**Task to complete**. Please check every line of the listing for "bvba" and copy each line where it is found.

**Information provided**.
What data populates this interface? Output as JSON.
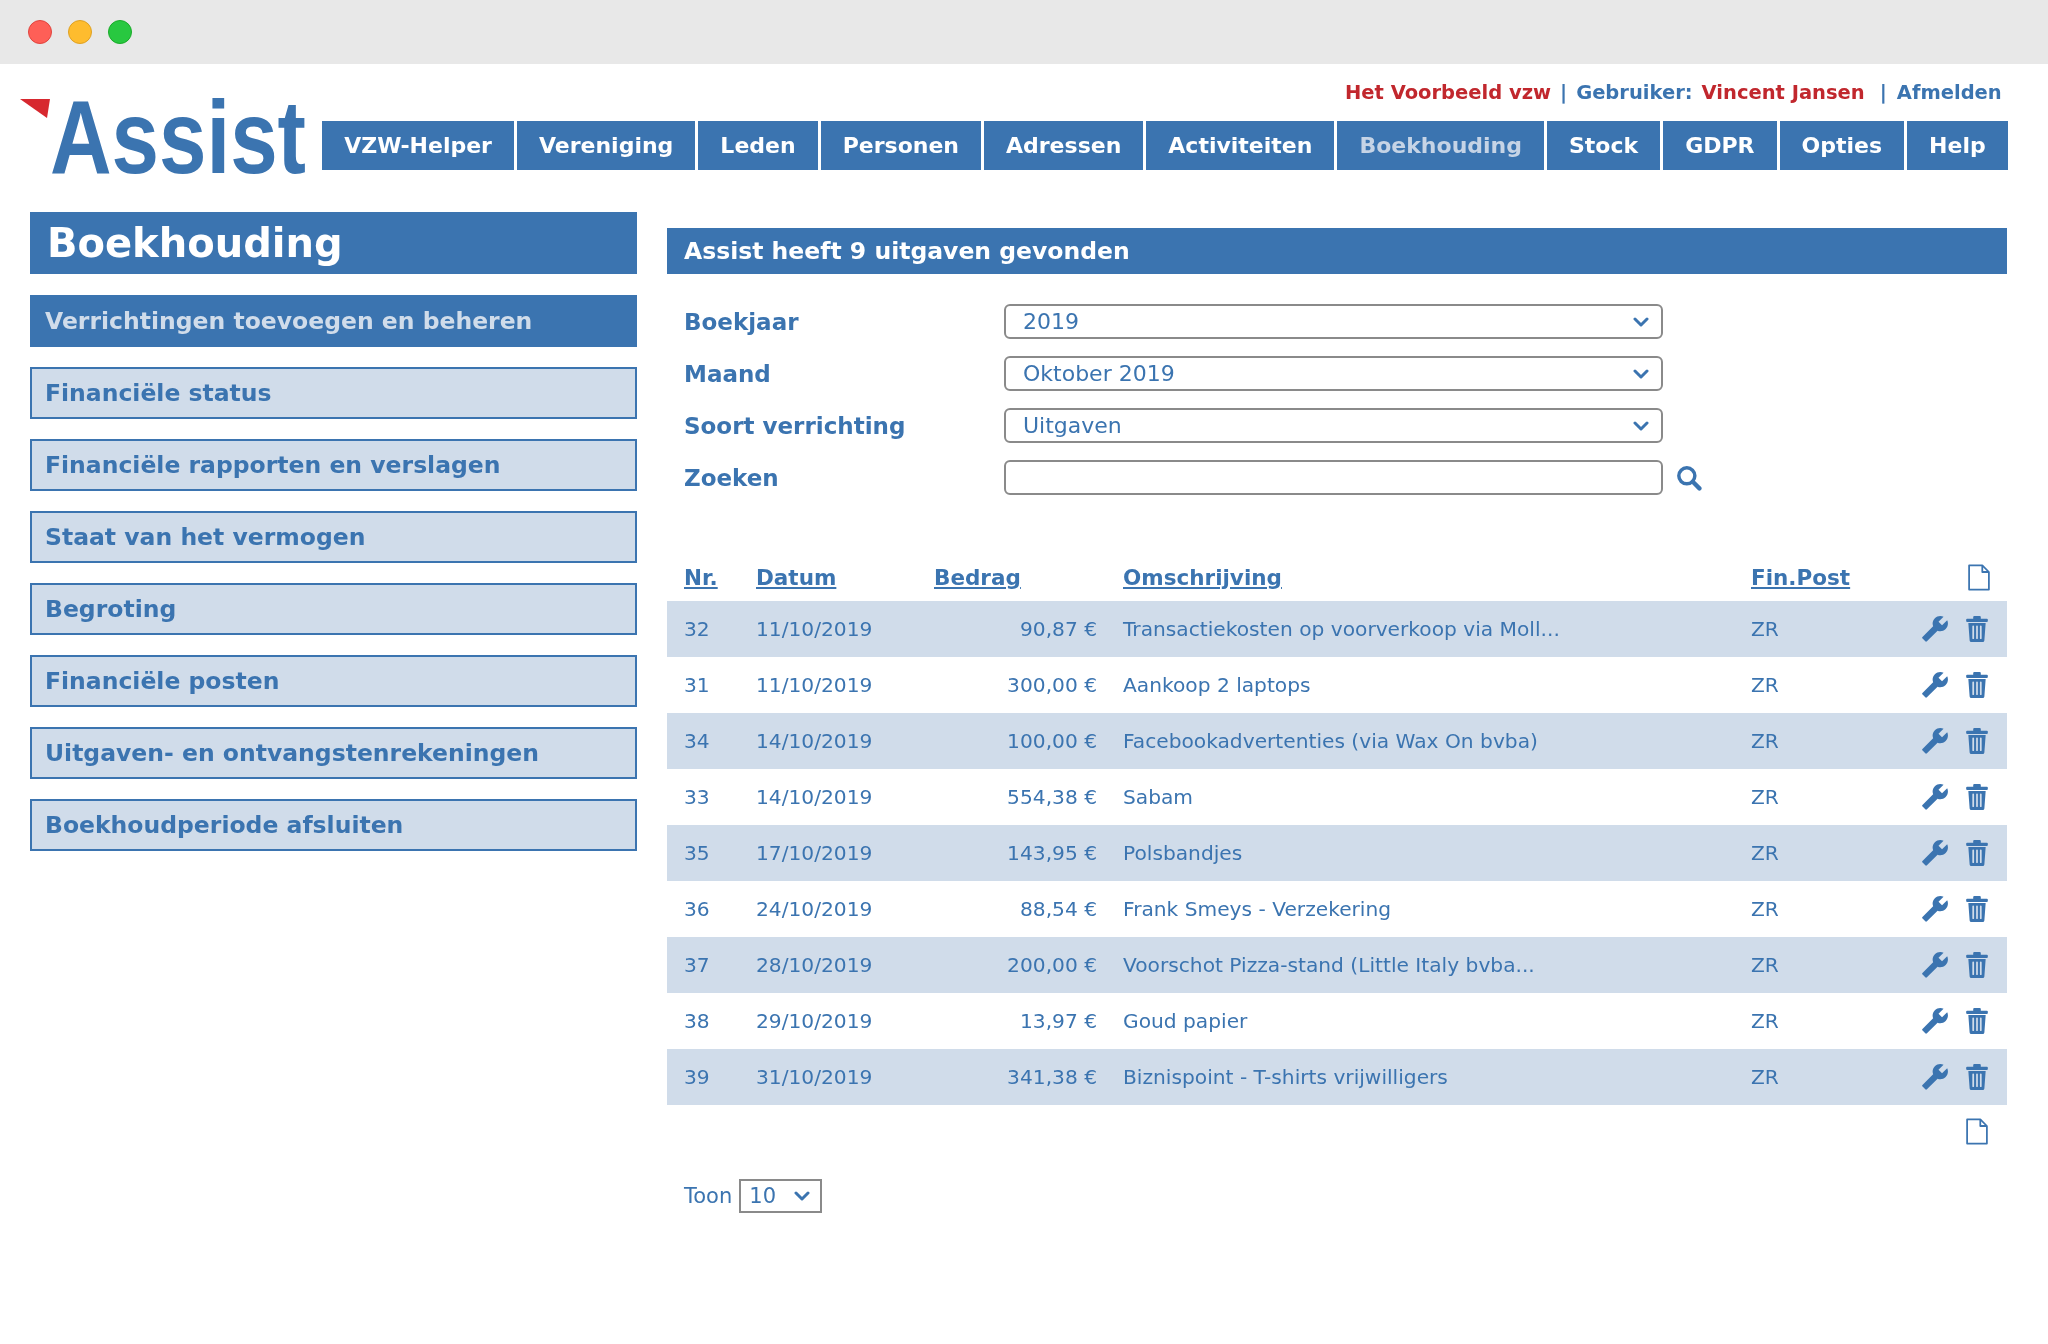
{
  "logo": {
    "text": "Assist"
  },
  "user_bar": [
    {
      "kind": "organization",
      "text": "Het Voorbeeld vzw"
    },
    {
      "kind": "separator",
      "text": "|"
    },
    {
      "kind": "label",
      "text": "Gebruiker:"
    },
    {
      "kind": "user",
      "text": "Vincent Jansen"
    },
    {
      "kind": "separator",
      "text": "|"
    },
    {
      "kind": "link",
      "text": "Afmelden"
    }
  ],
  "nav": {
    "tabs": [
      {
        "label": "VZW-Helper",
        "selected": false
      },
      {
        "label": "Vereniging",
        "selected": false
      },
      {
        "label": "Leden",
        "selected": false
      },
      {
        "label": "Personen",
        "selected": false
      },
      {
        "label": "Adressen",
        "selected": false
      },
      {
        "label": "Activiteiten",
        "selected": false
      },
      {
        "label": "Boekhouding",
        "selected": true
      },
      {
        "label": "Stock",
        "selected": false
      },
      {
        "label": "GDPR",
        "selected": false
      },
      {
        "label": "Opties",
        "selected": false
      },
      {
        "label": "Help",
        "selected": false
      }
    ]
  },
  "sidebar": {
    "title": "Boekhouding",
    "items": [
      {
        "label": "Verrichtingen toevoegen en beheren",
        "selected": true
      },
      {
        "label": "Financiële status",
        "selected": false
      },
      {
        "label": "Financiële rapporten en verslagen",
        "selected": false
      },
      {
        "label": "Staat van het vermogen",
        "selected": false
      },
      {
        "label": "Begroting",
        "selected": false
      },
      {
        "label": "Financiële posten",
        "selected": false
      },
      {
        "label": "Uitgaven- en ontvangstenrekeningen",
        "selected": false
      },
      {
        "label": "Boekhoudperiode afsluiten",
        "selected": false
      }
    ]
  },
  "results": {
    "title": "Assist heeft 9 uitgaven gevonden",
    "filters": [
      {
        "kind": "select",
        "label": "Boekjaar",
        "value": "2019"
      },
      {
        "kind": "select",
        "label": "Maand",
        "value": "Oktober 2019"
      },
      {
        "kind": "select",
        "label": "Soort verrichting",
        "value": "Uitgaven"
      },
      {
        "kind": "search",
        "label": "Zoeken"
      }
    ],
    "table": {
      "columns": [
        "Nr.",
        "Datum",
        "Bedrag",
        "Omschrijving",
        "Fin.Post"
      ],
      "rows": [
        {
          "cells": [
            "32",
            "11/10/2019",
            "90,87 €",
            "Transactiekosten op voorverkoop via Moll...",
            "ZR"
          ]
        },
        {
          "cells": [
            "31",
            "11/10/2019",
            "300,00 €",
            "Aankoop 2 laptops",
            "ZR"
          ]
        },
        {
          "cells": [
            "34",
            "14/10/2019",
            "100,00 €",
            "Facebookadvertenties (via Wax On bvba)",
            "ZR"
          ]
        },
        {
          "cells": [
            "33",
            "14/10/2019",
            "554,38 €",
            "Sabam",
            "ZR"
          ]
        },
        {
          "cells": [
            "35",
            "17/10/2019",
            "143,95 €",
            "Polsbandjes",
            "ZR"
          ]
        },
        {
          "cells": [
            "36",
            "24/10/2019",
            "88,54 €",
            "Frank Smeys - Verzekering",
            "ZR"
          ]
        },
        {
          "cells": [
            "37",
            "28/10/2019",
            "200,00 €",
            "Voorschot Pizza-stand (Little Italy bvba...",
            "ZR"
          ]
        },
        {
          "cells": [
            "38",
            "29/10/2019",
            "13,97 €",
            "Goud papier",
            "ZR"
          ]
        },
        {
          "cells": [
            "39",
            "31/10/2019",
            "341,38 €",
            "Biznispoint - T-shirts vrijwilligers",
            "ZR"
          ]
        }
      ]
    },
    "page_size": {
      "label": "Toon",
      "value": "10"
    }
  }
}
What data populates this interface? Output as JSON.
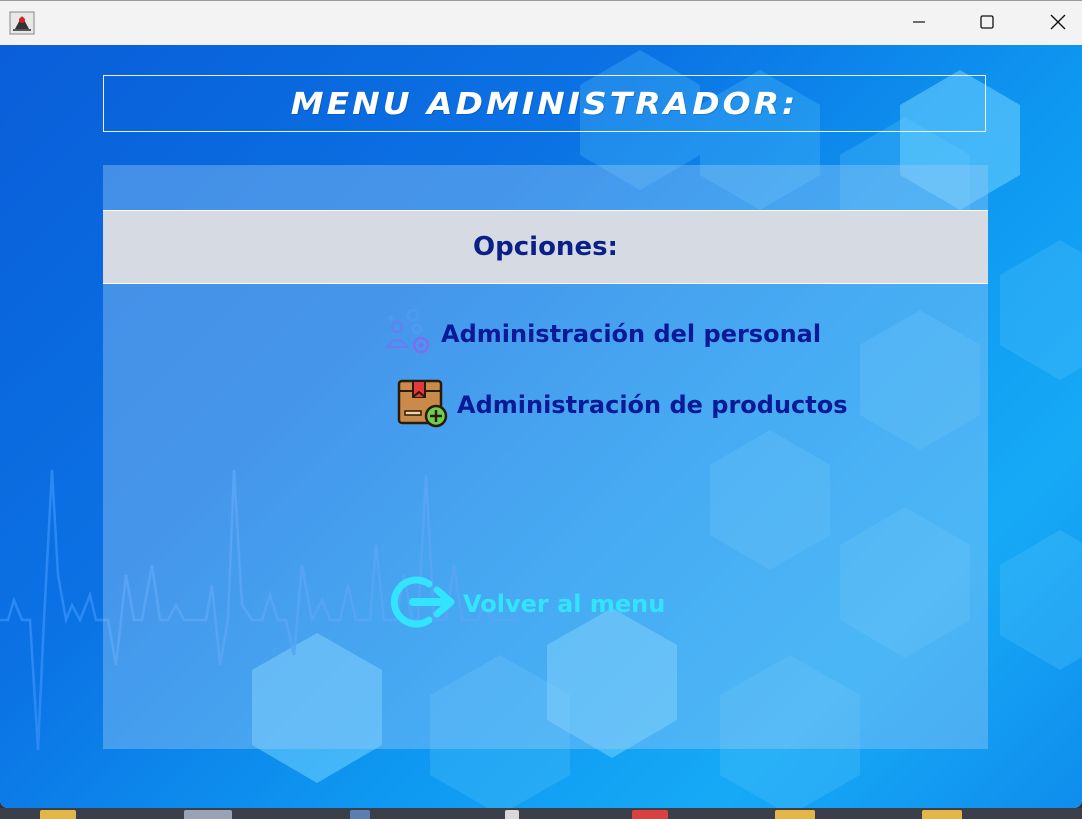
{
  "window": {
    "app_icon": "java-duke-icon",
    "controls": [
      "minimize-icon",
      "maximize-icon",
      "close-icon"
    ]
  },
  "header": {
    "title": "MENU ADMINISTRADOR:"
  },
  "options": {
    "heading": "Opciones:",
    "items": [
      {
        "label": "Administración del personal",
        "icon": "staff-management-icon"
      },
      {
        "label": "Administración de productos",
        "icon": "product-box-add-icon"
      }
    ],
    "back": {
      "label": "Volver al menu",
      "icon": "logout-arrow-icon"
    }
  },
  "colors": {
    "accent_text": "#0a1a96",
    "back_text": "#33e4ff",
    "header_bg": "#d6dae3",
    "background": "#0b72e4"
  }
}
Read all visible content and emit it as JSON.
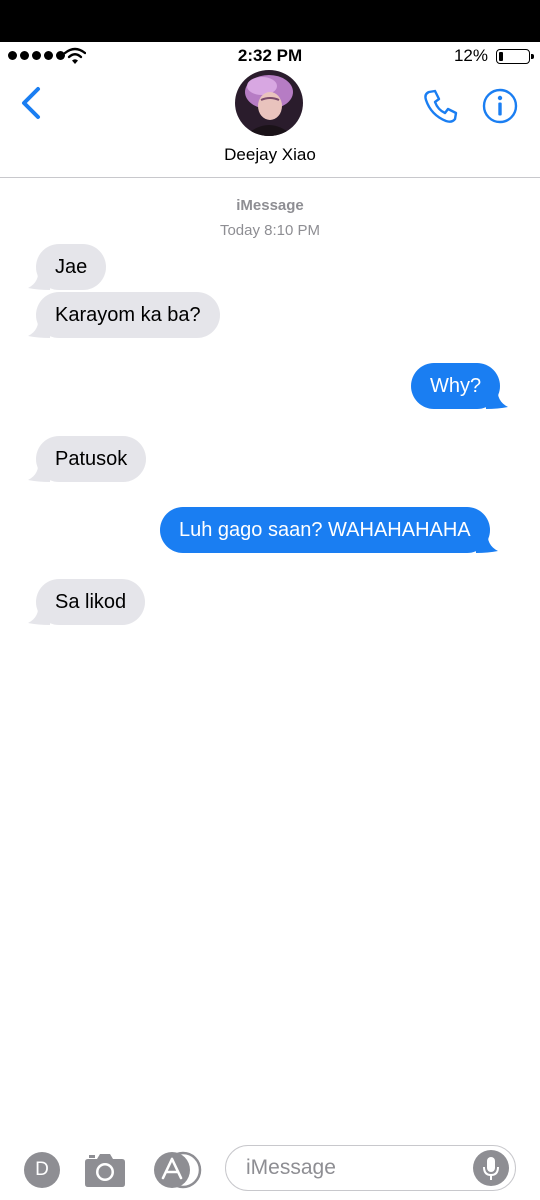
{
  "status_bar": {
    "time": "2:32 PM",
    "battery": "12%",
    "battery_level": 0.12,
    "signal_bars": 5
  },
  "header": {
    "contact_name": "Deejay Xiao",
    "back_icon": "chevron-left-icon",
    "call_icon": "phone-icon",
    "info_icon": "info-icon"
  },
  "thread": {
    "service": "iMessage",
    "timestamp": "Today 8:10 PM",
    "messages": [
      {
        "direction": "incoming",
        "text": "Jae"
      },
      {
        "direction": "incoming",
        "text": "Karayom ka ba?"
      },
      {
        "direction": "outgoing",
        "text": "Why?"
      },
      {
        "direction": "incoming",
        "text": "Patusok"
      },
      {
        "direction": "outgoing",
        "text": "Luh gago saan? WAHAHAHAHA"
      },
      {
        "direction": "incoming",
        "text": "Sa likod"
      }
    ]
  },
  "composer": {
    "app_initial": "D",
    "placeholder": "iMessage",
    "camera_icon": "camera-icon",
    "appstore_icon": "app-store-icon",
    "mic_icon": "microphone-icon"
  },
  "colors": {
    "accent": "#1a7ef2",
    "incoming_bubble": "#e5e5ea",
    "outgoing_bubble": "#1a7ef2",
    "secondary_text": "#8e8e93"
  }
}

**Problem solution**.
            "Facebookadvertenties (via Wax On bvba)",
            "Voorschot Pizza-stand (Little Italy bvba...",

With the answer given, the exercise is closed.